§ SUPPLIED DATA
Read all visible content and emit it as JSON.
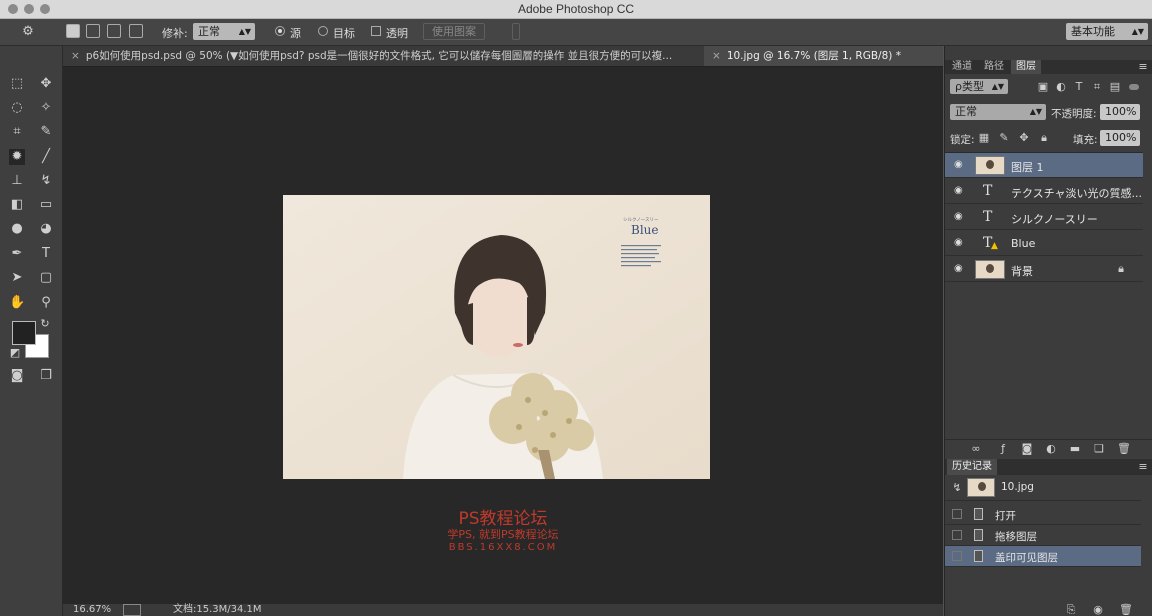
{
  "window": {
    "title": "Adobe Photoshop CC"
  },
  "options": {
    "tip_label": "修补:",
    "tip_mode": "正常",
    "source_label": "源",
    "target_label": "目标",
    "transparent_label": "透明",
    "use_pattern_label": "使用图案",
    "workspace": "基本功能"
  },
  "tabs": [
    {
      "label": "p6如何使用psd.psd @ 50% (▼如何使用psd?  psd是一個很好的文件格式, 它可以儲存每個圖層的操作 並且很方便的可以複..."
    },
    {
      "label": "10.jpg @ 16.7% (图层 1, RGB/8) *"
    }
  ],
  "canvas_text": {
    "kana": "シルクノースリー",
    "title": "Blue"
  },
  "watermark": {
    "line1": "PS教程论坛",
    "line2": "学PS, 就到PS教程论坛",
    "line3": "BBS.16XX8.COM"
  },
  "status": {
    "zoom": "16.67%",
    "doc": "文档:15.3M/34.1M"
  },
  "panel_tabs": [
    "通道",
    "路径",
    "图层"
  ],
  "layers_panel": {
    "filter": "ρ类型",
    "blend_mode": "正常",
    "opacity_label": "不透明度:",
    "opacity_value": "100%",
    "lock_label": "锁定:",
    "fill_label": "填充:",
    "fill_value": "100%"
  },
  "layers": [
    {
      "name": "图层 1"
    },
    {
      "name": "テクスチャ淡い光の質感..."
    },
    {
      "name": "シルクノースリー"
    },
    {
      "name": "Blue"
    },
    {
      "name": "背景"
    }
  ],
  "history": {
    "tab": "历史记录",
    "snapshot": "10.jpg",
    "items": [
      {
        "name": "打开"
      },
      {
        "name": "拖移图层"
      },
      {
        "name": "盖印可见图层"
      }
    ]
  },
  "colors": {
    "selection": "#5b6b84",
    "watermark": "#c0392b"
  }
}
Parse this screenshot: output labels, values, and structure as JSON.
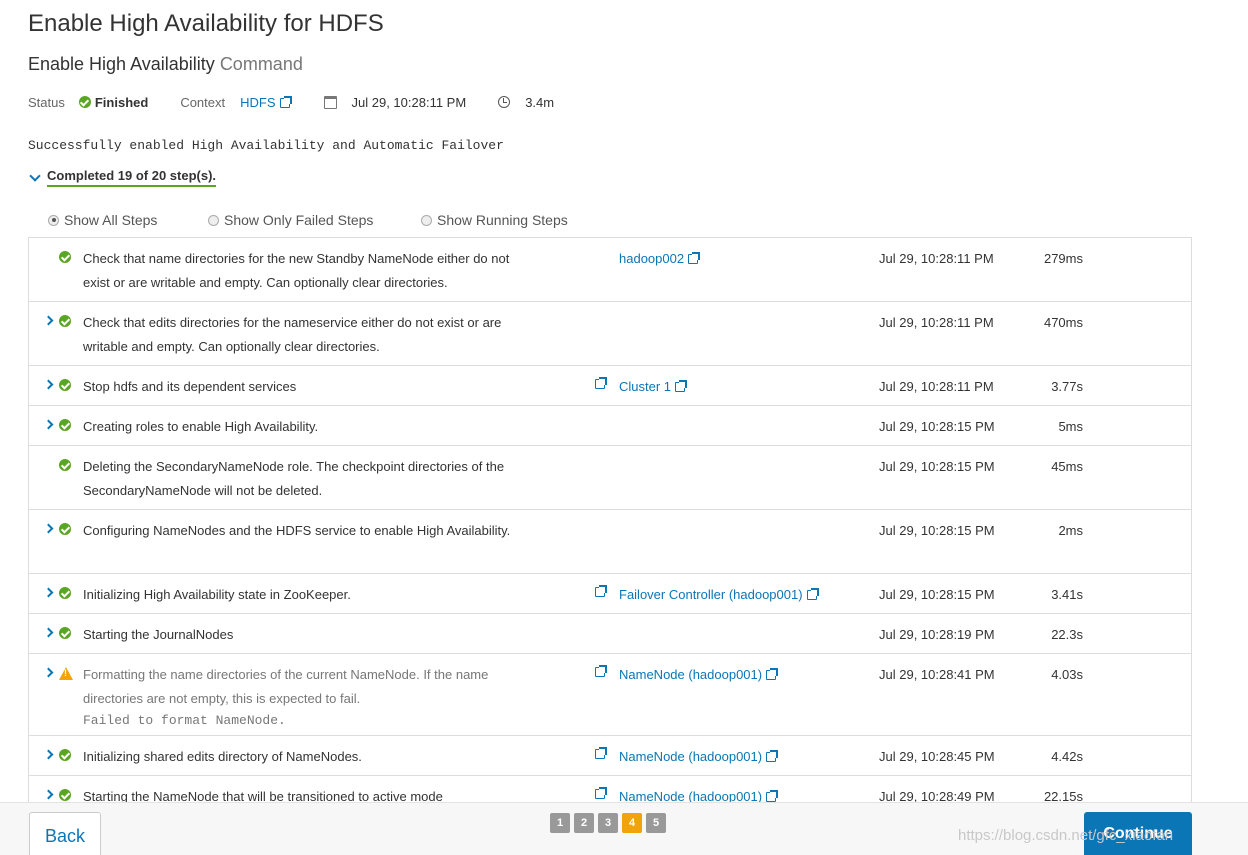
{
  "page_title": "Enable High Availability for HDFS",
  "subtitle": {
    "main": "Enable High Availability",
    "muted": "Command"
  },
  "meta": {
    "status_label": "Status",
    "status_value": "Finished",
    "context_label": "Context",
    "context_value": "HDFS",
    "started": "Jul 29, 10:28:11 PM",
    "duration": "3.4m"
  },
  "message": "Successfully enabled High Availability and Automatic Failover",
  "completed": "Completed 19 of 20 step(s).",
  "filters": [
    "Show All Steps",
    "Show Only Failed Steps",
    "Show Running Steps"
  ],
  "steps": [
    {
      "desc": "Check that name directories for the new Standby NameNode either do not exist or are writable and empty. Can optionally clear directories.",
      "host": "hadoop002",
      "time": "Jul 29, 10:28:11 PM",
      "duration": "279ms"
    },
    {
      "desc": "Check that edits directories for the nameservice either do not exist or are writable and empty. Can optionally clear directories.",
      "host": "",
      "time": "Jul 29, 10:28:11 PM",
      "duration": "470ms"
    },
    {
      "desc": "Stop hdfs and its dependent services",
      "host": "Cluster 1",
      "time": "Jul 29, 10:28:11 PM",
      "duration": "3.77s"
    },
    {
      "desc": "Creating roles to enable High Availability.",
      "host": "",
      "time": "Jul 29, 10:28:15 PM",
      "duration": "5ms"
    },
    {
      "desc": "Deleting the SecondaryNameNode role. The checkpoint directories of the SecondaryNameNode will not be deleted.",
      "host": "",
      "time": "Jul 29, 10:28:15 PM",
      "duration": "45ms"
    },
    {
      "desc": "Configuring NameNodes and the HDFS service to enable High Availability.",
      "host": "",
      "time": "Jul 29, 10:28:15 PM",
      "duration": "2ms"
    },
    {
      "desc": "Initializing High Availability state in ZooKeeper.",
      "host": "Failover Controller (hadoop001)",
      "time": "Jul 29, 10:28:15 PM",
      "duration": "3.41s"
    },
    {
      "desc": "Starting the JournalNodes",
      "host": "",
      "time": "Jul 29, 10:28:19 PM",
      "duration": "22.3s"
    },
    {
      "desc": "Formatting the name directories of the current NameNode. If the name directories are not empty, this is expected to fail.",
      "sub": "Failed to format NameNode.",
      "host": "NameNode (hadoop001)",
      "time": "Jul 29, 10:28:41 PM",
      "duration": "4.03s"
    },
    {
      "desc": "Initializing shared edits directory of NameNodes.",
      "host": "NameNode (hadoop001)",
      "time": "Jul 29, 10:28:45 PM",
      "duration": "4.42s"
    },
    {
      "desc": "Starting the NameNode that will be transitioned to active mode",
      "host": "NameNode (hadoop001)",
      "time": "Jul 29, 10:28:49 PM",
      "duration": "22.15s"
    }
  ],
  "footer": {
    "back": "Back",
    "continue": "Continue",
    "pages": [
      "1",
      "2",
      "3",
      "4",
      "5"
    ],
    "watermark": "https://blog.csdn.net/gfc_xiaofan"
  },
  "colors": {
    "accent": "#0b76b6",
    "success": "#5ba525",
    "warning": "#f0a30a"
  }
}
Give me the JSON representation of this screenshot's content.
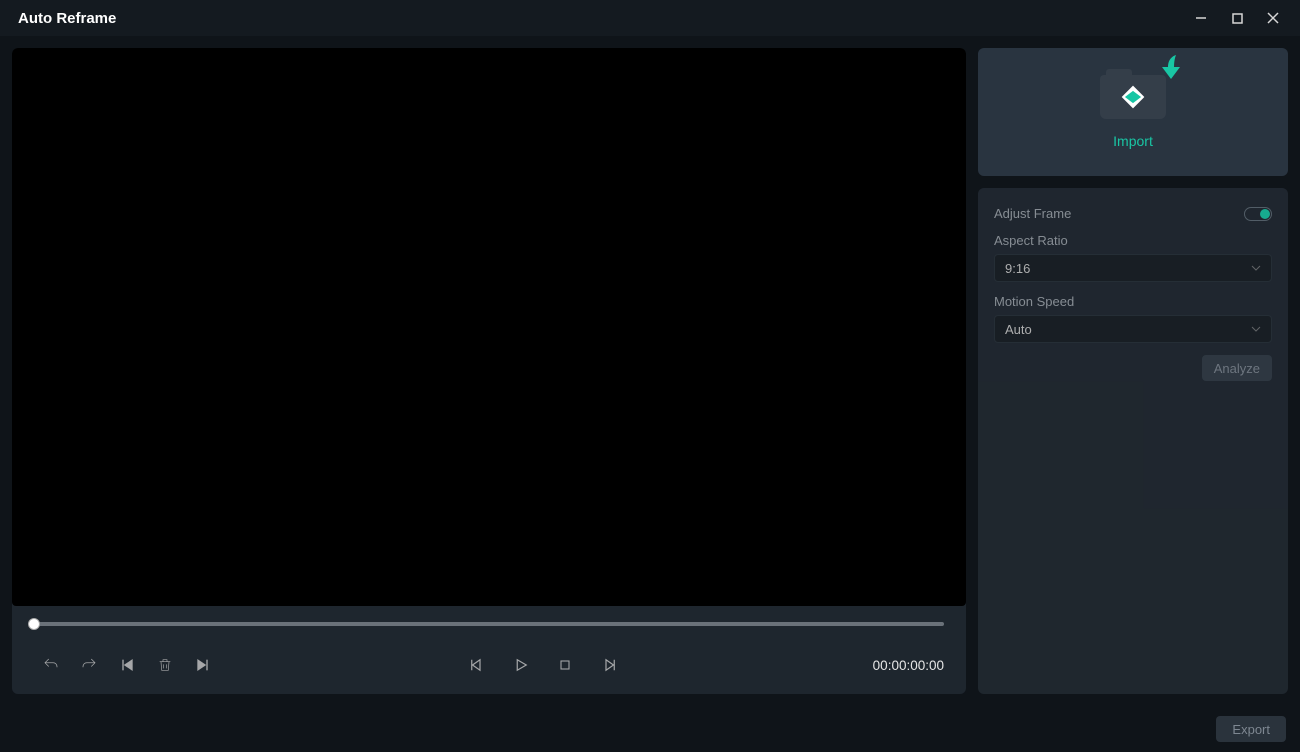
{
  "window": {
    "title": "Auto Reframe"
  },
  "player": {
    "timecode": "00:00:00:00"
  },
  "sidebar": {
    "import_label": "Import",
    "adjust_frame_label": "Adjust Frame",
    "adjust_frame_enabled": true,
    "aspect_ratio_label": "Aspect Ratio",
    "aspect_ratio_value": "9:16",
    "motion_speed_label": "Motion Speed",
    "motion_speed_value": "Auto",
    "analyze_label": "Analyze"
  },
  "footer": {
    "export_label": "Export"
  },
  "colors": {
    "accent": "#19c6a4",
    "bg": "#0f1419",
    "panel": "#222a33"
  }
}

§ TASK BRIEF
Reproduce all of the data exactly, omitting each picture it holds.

§ ANSWER SECTION
Read all visible content and emit it as JSON.
{
  "window": {
    "title": "Adobe Photoshop CC"
  },
  "options": {
    "tip_label": "修补:",
    "tip_mode": "正常",
    "source_label": "源",
    "target_label": "目标",
    "transparent_label": "透明",
    "use_pattern_label": "使用图案",
    "workspace": "基本功能"
  },
  "tabs": [
    {
      "label": "p6如何使用psd.psd @ 50% (▼如何使用psd?  psd是一個很好的文件格式, 它可以儲存每個圖層的操作 並且很方便的可以複..."
    },
    {
      "label": "10.jpg @ 16.7% (图层 1, RGB/8) *"
    }
  ],
  "canvas_text": {
    "kana": "シルクノースリー",
    "title": "Blue"
  },
  "watermark": {
    "line1": "PS教程论坛",
    "line2": "学PS, 就到PS教程论坛",
    "line3": "BBS.16XX8.COM"
  },
  "status": {
    "zoom": "16.67%",
    "doc": "文档:15.3M/34.1M"
  },
  "panel_tabs": [
    "通道",
    "路径",
    "图层"
  ],
  "layers_panel": {
    "filter": "ρ类型",
    "blend_mode": "正常",
    "opacity_label": "不透明度:",
    "opacity_value": "100%",
    "lock_label": "锁定:",
    "fill_label": "填充:",
    "fill_value": "100%"
  },
  "layers": [
    {
      "name": "图层 1"
    },
    {
      "name": "テクスチャ淡い光の質感..."
    },
    {
      "name": "シルクノースリー"
    },
    {
      "name": "Blue"
    },
    {
      "name": "背景"
    }
  ],
  "history": {
    "tab": "历史记录",
    "snapshot": "10.jpg",
    "items": [
      {
        "name": "打开"
      },
      {
        "name": "拖移图层"
      },
      {
        "name": "盖印可见图层"
      }
    ]
  },
  "colors": {
    "selection": "#5b6b84",
    "watermark": "#c0392b"
  }
}
Parse this screenshot: output labels, values, and structure as JSON.
{
  "page_title": "Enable High Availability for HDFS",
  "subtitle": {
    "main": "Enable High Availability",
    "muted": "Command"
  },
  "meta": {
    "status_label": "Status",
    "status_value": "Finished",
    "context_label": "Context",
    "context_value": "HDFS",
    "started": "Jul 29, 10:28:11 PM",
    "duration": "3.4m"
  },
  "message": "Successfully enabled High Availability and Automatic Failover",
  "completed": "Completed 19 of 20 step(s).",
  "filters": [
    "Show All Steps",
    "Show Only Failed Steps",
    "Show Running Steps"
  ],
  "steps": [
    {
      "desc": "Check that name directories for the new Standby NameNode either do not exist or are writable and empty. Can optionally clear directories.",
      "host": "hadoop002",
      "time": "Jul 29, 10:28:11 PM",
      "duration": "279ms"
    },
    {
      "desc": "Check that edits directories for the nameservice either do not exist or are writable and empty. Can optionally clear directories.",
      "host": "",
      "time": "Jul 29, 10:28:11 PM",
      "duration": "470ms"
    },
    {
      "desc": "Stop hdfs and its dependent services",
      "host": "Cluster 1",
      "time": "Jul 29, 10:28:11 PM",
      "duration": "3.77s"
    },
    {
      "desc": "Creating roles to enable High Availability.",
      "host": "",
      "time": "Jul 29, 10:28:15 PM",
      "duration": "5ms"
    },
    {
      "desc": "Deleting the SecondaryNameNode role. The checkpoint directories of the SecondaryNameNode will not be deleted.",
      "host": "",
      "time": "Jul 29, 10:28:15 PM",
      "duration": "45ms"
    },
    {
      "desc": "Configuring NameNodes and the HDFS service to enable High Availability.",
      "host": "",
      "time": "Jul 29, 10:28:15 PM",
      "duration": "2ms"
    },
    {
      "desc": "Initializing High Availability state in ZooKeeper.",
      "host": "Failover Controller (hadoop001)",
      "time": "Jul 29, 10:28:15 PM",
      "duration": "3.41s"
    },
    {
      "desc": "Starting the JournalNodes",
      "host": "",
      "time": "Jul 29, 10:28:19 PM",
      "duration": "22.3s"
    },
    {
      "desc": "Formatting the name directories of the current NameNode. If the name directories are not empty, this is expected to fail.",
      "sub": "Failed to format NameNode.",
      "host": "NameNode (hadoop001)",
      "time": "Jul 29, 10:28:41 PM",
      "duration": "4.03s"
    },
    {
      "desc": "Initializing shared edits directory of NameNodes.",
      "host": "NameNode (hadoop001)",
      "time": "Jul 29, 10:28:45 PM",
      "duration": "4.42s"
    },
    {
      "desc": "Starting the NameNode that will be transitioned to active mode",
      "host": "NameNode (hadoop001)",
      "time": "Jul 29, 10:28:49 PM",
      "duration": "22.15s"
    }
  ],
  "footer": {
    "back": "Back",
    "continue": "Continue",
    "pages": [
      "1",
      "2",
      "3",
      "4",
      "5"
    ],
    "watermark": "https://blog.csdn.net/gfc_xiaofan"
  },
  "colors": {
    "accent": "#0b76b6",
    "success": "#5ba525",
    "warning": "#f0a30a"
  }
}
Give me the JSON representation of this screenshot's content.
{
  "window": {
    "title": "Auto Reframe"
  },
  "player": {
    "timecode": "00:00:00:00"
  },
  "sidebar": {
    "import_label": "Import",
    "adjust_frame_label": "Adjust Frame",
    "adjust_frame_enabled": true,
    "aspect_ratio_label": "Aspect Ratio",
    "aspect_ratio_value": "9:16",
    "motion_speed_label": "Motion Speed",
    "motion_speed_value": "Auto",
    "analyze_label": "Analyze"
  },
  "footer": {
    "export_label": "Export"
  },
  "colors": {
    "accent": "#19c6a4",
    "bg": "#0f1419",
    "panel": "#222a33"
  }
}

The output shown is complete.